The hate speech elements of the Bill will replace existing incitement-to-hatred prohibitions in the 1989 Prohibition of Incitement to Hatred Act. The new Bill will include online speech which is intended to stir up hatred against a person or group with a protected characteristic.

However, the test will remain quite strict – to be guilty of hate speech, a perpetrator must intend to stir up hatred against a person on the grounds of one of the protected characteristics.

This is stricter than the test sought by some lobby groups during a public consultation on the legislation. During that process, some groups argued to criminalise speech which is perceived by a victim as being motivated by hatred, but there were fears that this would lead to an overly subjective test for hate speech.

The Department of Justice has previously said that the legislation will contain “robust safeguards for freedom of expression, such as protections for reasonable and genuine contributions to literary, artistic, political, scientific or academic discourse, and fair and accurate reporting”.

The Criminal Justice (Incitement to Violence or Hatred and Hate Crime) Bill 2022 is currently at the final drafting stage in the Attorney General’s office and is scheduled to be introduced in the autumn when completed. Sources said it would be a priority issue for Ms McEntee in the autumn term, and it is hoped it will be on the statute books by next year.
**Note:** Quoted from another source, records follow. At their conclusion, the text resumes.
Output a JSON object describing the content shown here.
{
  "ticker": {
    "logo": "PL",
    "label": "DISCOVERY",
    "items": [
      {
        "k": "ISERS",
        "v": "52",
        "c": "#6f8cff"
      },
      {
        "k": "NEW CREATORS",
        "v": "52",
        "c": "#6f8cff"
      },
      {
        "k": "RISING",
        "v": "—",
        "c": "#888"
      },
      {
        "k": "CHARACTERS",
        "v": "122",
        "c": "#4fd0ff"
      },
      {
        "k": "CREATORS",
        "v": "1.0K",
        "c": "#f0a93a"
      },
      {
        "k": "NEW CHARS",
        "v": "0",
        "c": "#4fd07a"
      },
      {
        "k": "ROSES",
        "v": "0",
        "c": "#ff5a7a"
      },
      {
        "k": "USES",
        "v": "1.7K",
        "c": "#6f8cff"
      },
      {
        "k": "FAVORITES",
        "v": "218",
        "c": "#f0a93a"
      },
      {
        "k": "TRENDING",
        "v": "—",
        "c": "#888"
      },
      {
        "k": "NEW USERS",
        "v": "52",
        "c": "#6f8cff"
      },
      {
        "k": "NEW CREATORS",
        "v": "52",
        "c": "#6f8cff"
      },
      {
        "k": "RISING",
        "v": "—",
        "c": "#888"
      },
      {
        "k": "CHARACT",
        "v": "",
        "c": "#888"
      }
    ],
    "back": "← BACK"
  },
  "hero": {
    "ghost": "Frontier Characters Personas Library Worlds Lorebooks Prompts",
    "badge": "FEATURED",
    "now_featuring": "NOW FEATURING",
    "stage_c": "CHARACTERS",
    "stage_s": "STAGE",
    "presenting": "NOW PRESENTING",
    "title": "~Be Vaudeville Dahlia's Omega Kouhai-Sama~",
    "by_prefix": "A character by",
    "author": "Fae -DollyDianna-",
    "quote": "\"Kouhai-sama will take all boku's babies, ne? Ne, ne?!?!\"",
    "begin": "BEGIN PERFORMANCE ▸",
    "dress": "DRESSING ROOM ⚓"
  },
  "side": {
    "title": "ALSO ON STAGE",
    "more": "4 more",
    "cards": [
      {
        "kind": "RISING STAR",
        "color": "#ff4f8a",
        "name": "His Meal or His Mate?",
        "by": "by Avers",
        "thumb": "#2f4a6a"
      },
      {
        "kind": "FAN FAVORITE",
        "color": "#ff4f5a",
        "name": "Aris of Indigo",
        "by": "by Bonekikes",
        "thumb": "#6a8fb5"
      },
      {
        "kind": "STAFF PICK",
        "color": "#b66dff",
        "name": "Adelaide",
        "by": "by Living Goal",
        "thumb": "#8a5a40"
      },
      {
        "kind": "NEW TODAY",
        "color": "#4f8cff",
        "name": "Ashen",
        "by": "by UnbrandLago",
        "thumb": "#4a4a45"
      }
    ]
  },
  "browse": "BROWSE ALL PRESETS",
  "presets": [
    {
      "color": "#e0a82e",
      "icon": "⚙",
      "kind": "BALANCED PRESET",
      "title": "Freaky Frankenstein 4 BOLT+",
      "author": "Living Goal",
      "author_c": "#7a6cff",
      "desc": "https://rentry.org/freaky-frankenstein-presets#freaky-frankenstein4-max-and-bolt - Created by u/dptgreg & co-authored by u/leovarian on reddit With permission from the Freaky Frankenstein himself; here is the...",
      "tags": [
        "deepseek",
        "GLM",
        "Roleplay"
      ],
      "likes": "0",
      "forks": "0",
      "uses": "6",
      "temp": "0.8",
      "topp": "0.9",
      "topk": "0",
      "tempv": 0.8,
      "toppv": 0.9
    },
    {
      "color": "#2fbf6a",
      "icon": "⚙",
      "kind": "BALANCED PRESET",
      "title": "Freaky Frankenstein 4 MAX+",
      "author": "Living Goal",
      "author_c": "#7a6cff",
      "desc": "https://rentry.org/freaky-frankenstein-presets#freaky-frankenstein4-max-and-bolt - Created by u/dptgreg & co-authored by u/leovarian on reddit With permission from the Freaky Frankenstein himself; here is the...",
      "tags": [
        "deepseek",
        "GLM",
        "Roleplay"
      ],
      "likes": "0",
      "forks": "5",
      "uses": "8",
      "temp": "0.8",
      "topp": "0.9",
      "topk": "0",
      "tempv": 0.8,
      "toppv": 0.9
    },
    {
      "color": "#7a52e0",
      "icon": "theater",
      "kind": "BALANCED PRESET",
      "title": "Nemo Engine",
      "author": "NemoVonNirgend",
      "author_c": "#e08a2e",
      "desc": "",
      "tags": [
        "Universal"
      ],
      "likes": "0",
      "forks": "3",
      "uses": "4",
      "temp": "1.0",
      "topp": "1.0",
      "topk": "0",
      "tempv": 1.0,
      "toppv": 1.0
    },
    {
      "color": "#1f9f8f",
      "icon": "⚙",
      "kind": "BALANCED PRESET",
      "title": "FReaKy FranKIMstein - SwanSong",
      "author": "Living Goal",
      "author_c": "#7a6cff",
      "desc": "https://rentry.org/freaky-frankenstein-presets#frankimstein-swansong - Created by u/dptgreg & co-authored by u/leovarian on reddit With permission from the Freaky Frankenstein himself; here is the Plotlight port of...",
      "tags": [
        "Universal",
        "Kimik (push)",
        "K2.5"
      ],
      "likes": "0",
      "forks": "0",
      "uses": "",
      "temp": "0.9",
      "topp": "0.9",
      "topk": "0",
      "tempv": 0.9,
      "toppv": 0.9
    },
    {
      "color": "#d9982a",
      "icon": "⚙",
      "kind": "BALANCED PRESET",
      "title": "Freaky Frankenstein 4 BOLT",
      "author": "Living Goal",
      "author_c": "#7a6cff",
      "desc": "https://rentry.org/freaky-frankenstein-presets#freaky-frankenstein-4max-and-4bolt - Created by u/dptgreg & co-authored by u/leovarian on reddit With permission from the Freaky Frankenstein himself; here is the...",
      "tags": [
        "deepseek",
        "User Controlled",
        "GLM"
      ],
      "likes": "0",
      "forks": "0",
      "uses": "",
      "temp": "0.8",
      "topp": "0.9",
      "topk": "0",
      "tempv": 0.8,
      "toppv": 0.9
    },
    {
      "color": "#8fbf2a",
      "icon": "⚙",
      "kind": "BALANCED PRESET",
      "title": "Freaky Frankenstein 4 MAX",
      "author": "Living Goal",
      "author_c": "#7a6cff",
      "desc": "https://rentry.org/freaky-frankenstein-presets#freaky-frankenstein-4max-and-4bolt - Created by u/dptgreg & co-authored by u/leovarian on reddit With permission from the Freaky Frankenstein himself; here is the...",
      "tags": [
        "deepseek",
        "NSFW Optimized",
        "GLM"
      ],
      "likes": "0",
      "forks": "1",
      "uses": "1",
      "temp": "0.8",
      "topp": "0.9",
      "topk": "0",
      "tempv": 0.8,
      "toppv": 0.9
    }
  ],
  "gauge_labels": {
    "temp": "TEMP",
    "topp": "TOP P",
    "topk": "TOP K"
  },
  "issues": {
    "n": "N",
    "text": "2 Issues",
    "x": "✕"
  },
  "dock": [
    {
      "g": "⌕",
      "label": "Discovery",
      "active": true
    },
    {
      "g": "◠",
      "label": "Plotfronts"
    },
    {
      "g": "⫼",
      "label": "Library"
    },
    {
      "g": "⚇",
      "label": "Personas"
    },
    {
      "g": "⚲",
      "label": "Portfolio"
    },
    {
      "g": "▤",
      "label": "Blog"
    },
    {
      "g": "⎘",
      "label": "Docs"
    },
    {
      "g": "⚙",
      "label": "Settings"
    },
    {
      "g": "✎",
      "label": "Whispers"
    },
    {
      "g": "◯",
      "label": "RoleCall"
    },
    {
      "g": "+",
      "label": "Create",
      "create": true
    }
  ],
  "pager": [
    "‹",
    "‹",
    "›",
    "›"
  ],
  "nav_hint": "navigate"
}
Pat Leahy

Pat Leahy

Pat Leahy is Political Editor of The Irish Times